This time of year we see his image everywhere. The jolly man in a bright red suit and a sack of presents over his shoulder helps to ring in the holiday season by appearing in malls and weekend animated television marathons each December. From the Christmas classics to modern-day comedies, MovieMaker highlights our all-time favorite cinema Santas.
Miracle on 34th Street (1947)
Edmund Gwenn was a remarkable Santa for many reasons. As Kris Kringle he had enough whimsy, innocence and unaffected kindness to turn the hearts of even the most hardened non-believers. His performance was so impressive that Gwenn became the only actor ever to win an Oscar for portraying the portly present-bearer. (The movie also took home Best Writing—Original Story and Best Writing—Screenplay.) From the moment little Natalie Wood tugged on his beard to see if it was real, Gwenn had audiences embracing the holiday spirit and cheering for this Santa to make it out of the loony bin and back to the North Pole where he belongs.
Santa Claus: The Movie (1985)
David Huddleston was one of the most convincing Santas to ever fill the silver screen. Not only did he have the acting chops and the look, but Huddleston was also listed as the big guy in the end credits: “Santa Claus as Himself.” The movie takes place over centuries to show how a charitable wood whittler (Huddleston), became the Santa Claus he is today—from why he began wearing a red suit in the first place, to how the “naughty or nice” list came about. Huddleston’s performance reinforced the spirit of Christmas and gave children a Santa that they could really believe in.
The Santa Clause (1994)
When Tim “The Tool Man” Taylor took a stab at the role of Santa, he gave a hysterical performance as the divorced father who accidentally kills Claus and has to take over his job. As his belly grows bigger and his hair grows longer and whiter, Allen’s Scott Calvin copes with becoming the head honcho of the North Pole, from meeting the elves to flying a sleigh over rooftops on Christmas Eve. Although his son couldn’t be prouder of him, Calvin struggles with his new identity and the fact that most people wouldn’t believe him. Audiences did though, and Allen’s Santa success brought him back for two sequels.

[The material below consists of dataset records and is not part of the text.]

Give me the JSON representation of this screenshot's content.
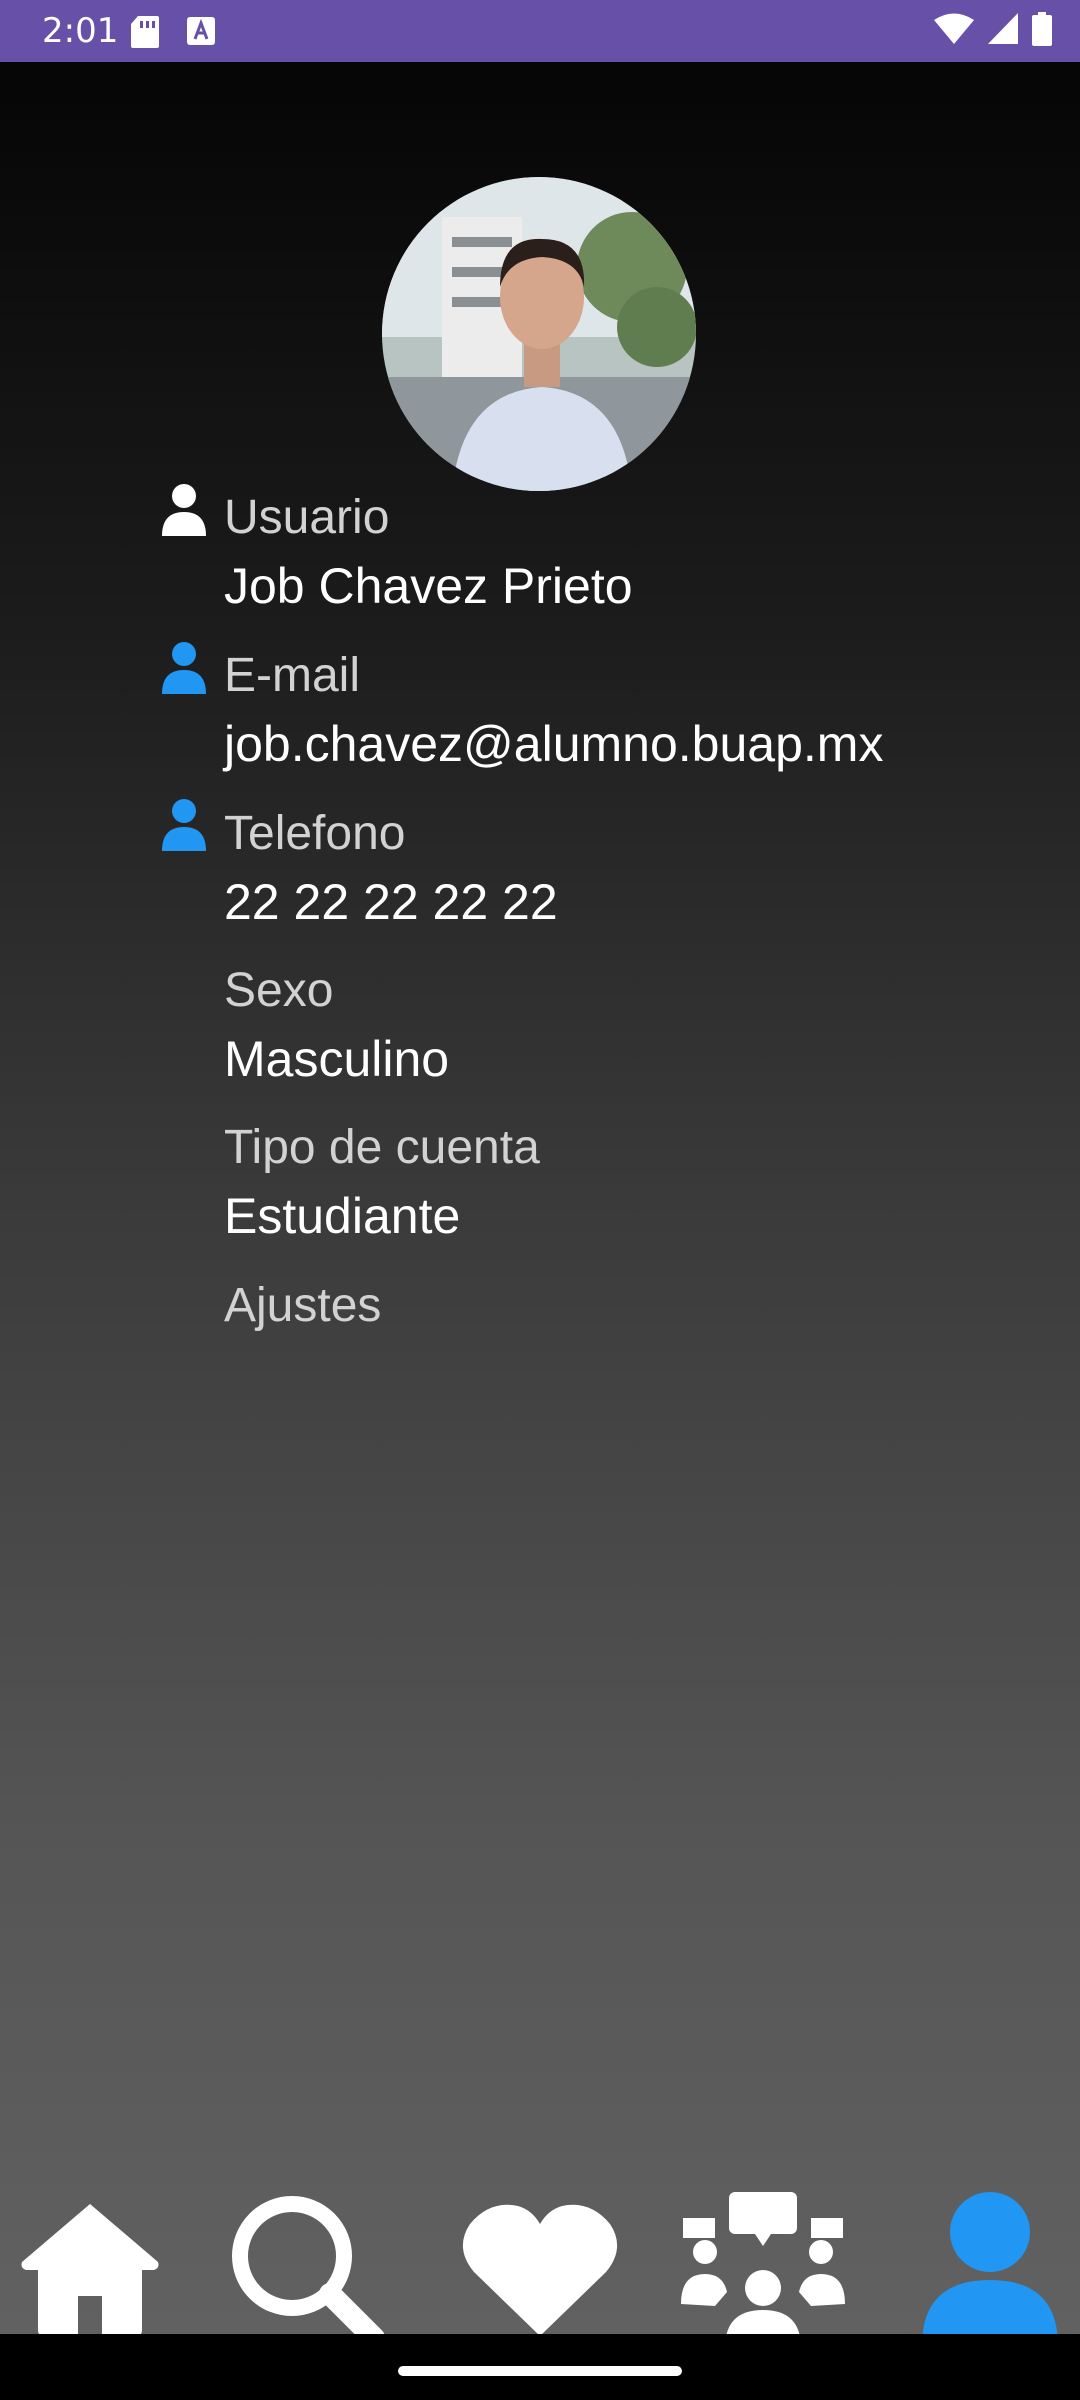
{
  "status_bar": {
    "time": "2:01",
    "bg_color": "#6750a8",
    "icons": [
      "sd-card-icon",
      "keyboard-a-icon",
      "wifi-icon",
      "signal-icon",
      "battery-icon"
    ]
  },
  "profile": {
    "photo": "profile-photo",
    "fields": [
      {
        "label": "Usuario",
        "value": "Job Chavez Prieto",
        "icon": "user-icon",
        "icon_color": "#ffffff"
      },
      {
        "label": "E-mail",
        "value": "job.chavez@alumno.buap.mx",
        "icon": "user-icon",
        "icon_color": "#2196f3"
      },
      {
        "label": "Telefono",
        "value": "22 22 22 22 22",
        "icon": "user-icon",
        "icon_color": "#2196f3"
      },
      {
        "label": "Sexo",
        "value": "Masculino"
      },
      {
        "label": "Tipo de cuenta",
        "value": "Estudiante"
      }
    ],
    "settings_label": "Ajustes"
  },
  "bottom_nav": {
    "items": [
      {
        "icon": "home-icon",
        "selected": false
      },
      {
        "icon": "search-icon",
        "selected": false
      },
      {
        "icon": "heart-icon",
        "selected": false
      },
      {
        "icon": "community-icon",
        "selected": false
      },
      {
        "icon": "profile-icon",
        "selected": true
      }
    ],
    "accent_color": "#2196f3",
    "inactive_color": "#ffffff"
  }
}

Miracle on 34th Street (remake) (1994)
Although Attenborough had some mighty big shoes to fill (after the above-mentioned Gwenn originated the role), he did a fantastic job as Kris Kringle. In writer John Hughes’ (Home Alone) more modern-day telling of the tale, Attenborough stars as the department store Santa who claims to be the real thing. Though the original is still a classic, Attenborough gave us a Santa for the 1990s, who faced cynicism and corrupt corporations and reminded kids—and their parents—that it’s OK to believe.
Billy Bob Thornton
Bad Santa (2003)
Okay, okay, so this one’s on the naughty list. It doesn’t mean we can’t appreciate Billy Bob’s performance as Willie, a department store Santa who’s a boozer and a loser. As a conman in cahoots with a friend who poses as an elf (Tony Cox), they rob department stores every holiday season, until Willie meets a lonely young misfit who believes he could be the Santa he’s been looking for. In this black comedy, Thornton might not be the real-deal Santa, but he does learn the meaning of friendship and Christmas in the end.